For example, when it’s time to take it easy and move along as relaxed as possible, simply putting on a pair of soft, highly cushioned shoes is all that it takes to remind myself not to push it.
In fact, as hard as I try, in some shoes, it’s as though I’ve been hypnotized. I simply can’t get up to speed.
Likewise, when the day calls for some harder work, be it a tempo run or intervals on a track, it doesn’t matter how sluggish my body feels, before I get dressed. The moment my “speed” shoes are laced and split shorts are on, everything changes.
I feel transformed. From Eeyore to Speedy Gonzales… strangely, neither of which wear shoes.
If you’ve ever laid out what you plan to wear for a race, the night before or have a special outfit, bracelet, hat, lucky water bottle, or socks, etc., you know the feeling.
And while it may all be mental… that is half the battle.
You don’t need to be in training mode, chasing down a PR, to benefit from tossing an extra pair of shoes into the mix.
Truth is, the BIGGEST benefit you can get from having more than one pair of running shoes isn’t for performance at all.
… it’s injury prevention.
When I first started running, I was convinced that the activity might not be for me. Heck, for the first year or so, I didn’t go more than a two week stretch without suffering from one ailment or another.
IT Band issues, Achilles tendonitis, patella tendonitis, pes anserine tendinitis, plantar fasciitis, baker’s cysts, hip pain, back pain, shin splints, you name it, I’ve had it - again and again.
And the moment one issue finally went away, another would pop up. Cleared up IT Band problems with my left leg, they show up in my right a day later.
Sometimes I wondered how or why I kept torturing myself.
Now, I won’t dive into the debate of the cushioning of a shoe “having time to decompress” after running in it.
What I will say is that every pair of shoes is made - at the very least - a little bit different. Those slight (and sometimes major) differences activate the muscles in your feet and how they fire just uniquely enough to keep your body from landing on the same bones, in the same way, day after day.
Enough, perhaps, to keep you off the sidelines with injury after injury and out on your runs, day after day.
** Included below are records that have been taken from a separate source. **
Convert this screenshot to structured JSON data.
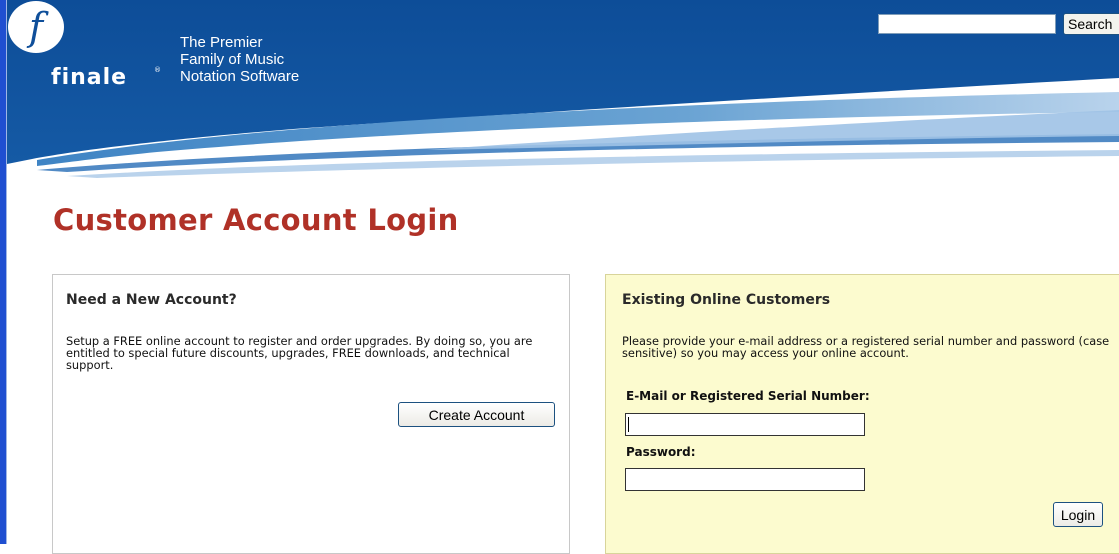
{
  "header": {
    "logo_wordmark": "finale",
    "logo_glyph": "f",
    "logo_registered": "®",
    "tagline_lines": [
      "The Premier",
      "Family of Music",
      "Notation Software"
    ],
    "search": {
      "value": "",
      "button_label": "Search"
    }
  },
  "page": {
    "title": "Customer Account Login"
  },
  "new_account": {
    "heading": "Need a New Account?",
    "description": "Setup a FREE online account to register and order upgrades. By doing so, you are entitled to special future discounts, upgrades, FREE downloads, and technical support.",
    "button_label": "Create Account"
  },
  "existing": {
    "heading": "Existing Online Customers",
    "description": "Please provide your e-mail address or a registered serial number and password (case sensitive) so you may access your online account.",
    "email_label": "E-Mail or Registered Serial Number:",
    "email_value": "",
    "password_label": "Password:",
    "password_value": "",
    "login_label": "Login"
  },
  "colors": {
    "banner_blue": "#0f4f9a",
    "title_red": "#b03127",
    "panel_yellow": "#fcfbcf"
  }
}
So, whether you’re looking to add a special mental edge to your training or just trying to keep those nagging injuries at bay, a second pair of kicks will go a long way!
Keep Chipping like Utz
- Jimmy Mac